This group is coordinated by the Resource Conservation District (RCD) of Santa Cruz County, The Nature Conservancy, and the Santa Clara Valley Open Space Authority. Their goal is to work collaboratively to protect working lands and the natural resources on those lands.
Ranchers and landowners are invited to join them and give input on their draft Compass document. Please come to the meeting on Thursday, February 25 from 8:30 am to 12:30 pm at the Hollister Veterans Memorial Building. Make sure to R.S.V.P. to Christa Cassidy at email@example.com. There is no fee to attend.
The meeting will be more geared to agency staff, but they would really like ranchers and farmers to attend as well. It's important to get involved early in the process so you can help guide the outcome and make sure it will benefit you and your operation!
For more information about the Pajaro Compass, please click on the attached file titled, "Pajaro Compass - Background Info."
Remember to join us on February 18 at the King City Fairgrounds Pavilion Building from 9:00 am to 2:00 pm to get your Beef Quality Assurance certification and enjoy lunch with the Monterey County Cattlemen at their Spring Meeting. San Benito and San Luis Obispo County ranchers are invited, too!
There's no need to R.S.V.P. You can just show up and pay at the door.
Here's the flyer.
Click here for the Spring Meeting flyer.
The meeting will begin with a Beef Qualtiy Assurance (BQA) certification event. Jill Scofield from the Cailfornia Beef Council will talk about the latest BQA methods and Dr. Charlie Tobias, DVM will give a 1 hour hands-on demonstration showing the right and wrong places to give injections.
Lunch will follow the BQA certification event. During lunch we will hear talks from the California Cattlemen's Association.
Hope to see you there!
If you are new to the BQA program, here's some information about it:
BQA provides systematic information to beef producers and beef consumers of how common sense husbandry techniques can be coupled with accepted scientific knowledge to raise cattle under optimum management and environmental conditions. BQA guidelines are designed to make certain all beef consumers can take pride in what they purchase – and can trust and have confidence in the entire beef industry.
Through BQA programs, producers recognize the economic value of committing to quality beef production at every level - not just at the feedlot or packing plant, but within every segment of the cattle industry.
BQA is valuable to all beef and dairy producers because it:
• Demonstrates commitment to food safety and quality.
• Safeguards the public image of the beef and dairy industries.
• Upholds consumer confidence in valuable beef products.
• Improves sale value of marketed beef cattle.
• Enhances herd profitability through better management.
Click here for the BQA website.
Range Camp is a field-based educational camp offered for high school students between the ages of 15 and 18. It is designed to offer an appreciation of the extent, importance and value of California's rangelands and natural resources. Students interact with university faculty and experienced professionals in classroom and field activities.

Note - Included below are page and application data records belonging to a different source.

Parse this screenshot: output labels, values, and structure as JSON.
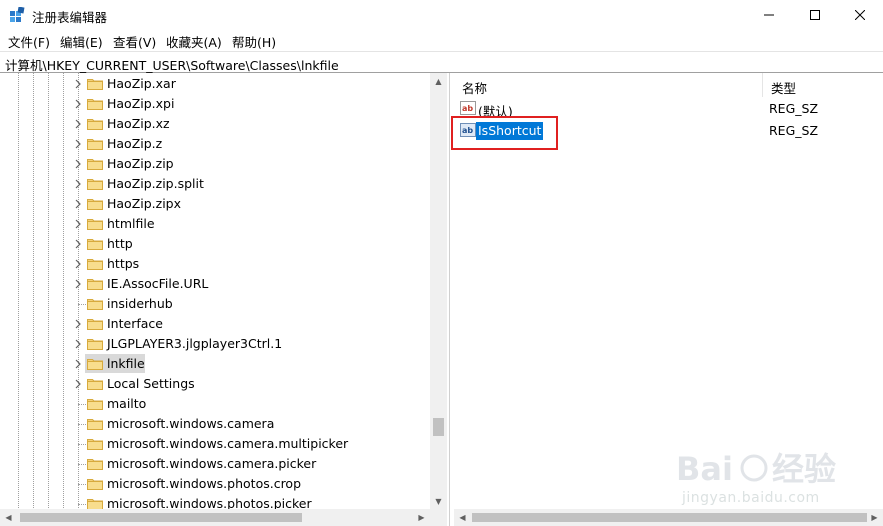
{
  "window": {
    "title": "注册表编辑器"
  },
  "menu": [
    "文件(F)",
    "编辑(E)",
    "查看(V)",
    "收藏夹(A)",
    "帮助(H)"
  ],
  "address": "计算机\\HKEY_CURRENT_USER\\Software\\Classes\\lnkfile",
  "tree": [
    {
      "label": "HaoZip.xar",
      "expandable": true
    },
    {
      "label": "HaoZip.xpi",
      "expandable": true
    },
    {
      "label": "HaoZip.xz",
      "expandable": true
    },
    {
      "label": "HaoZip.z",
      "expandable": true
    },
    {
      "label": "HaoZip.zip",
      "expandable": true
    },
    {
      "label": "HaoZip.zip.split",
      "expandable": true
    },
    {
      "label": "HaoZip.zipx",
      "expandable": true
    },
    {
      "label": "htmlfile",
      "expandable": true
    },
    {
      "label": "http",
      "expandable": true
    },
    {
      "label": "https",
      "expandable": true
    },
    {
      "label": "IE.AssocFile.URL",
      "expandable": true
    },
    {
      "label": "insiderhub",
      "expandable": false
    },
    {
      "label": "Interface",
      "expandable": true
    },
    {
      "label": "JLGPLAYER3.jlgplayer3Ctrl.1",
      "expandable": true
    },
    {
      "label": "lnkfile",
      "expandable": true,
      "selected": true
    },
    {
      "label": "Local Settings",
      "expandable": true
    },
    {
      "label": "mailto",
      "expandable": false
    },
    {
      "label": "microsoft.windows.camera",
      "expandable": false
    },
    {
      "label": "microsoft.windows.camera.multipicker",
      "expandable": false
    },
    {
      "label": "microsoft.windows.camera.picker",
      "expandable": false
    },
    {
      "label": "microsoft.windows.photos.crop",
      "expandable": false
    },
    {
      "label": "microsoft.windows.photos.picker",
      "expandable": false
    }
  ],
  "values_pane": {
    "columns": {
      "name": "名称",
      "type": "类型"
    },
    "rows": [
      {
        "name": "(默认)",
        "type": "REG_SZ",
        "icon": "ab-string-icon"
      },
      {
        "name": "IsShortcut",
        "type": "REG_SZ",
        "icon": "ab-string-icon",
        "selected": true
      }
    ]
  },
  "watermark": {
    "text": "jingyan.baidu.com",
    "logo": "Baidu经验"
  },
  "colors": {
    "selection": "#0078d7",
    "highlight_box": "#e02020",
    "folder": "#f3d27a"
  }
}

The cost is $450, but most campers get scholarships. Applications are due April 29, 2016.
I spent 2 days at Range Camp last year. It was super fun spending time with the kids learning about rangeland and wildlife ecology, and learning how to build fence and vaccinate goats and sheep. It's a great opportunity for some of our local Central Coast kids. I highly recommend it.
Please let me know if you have any questions.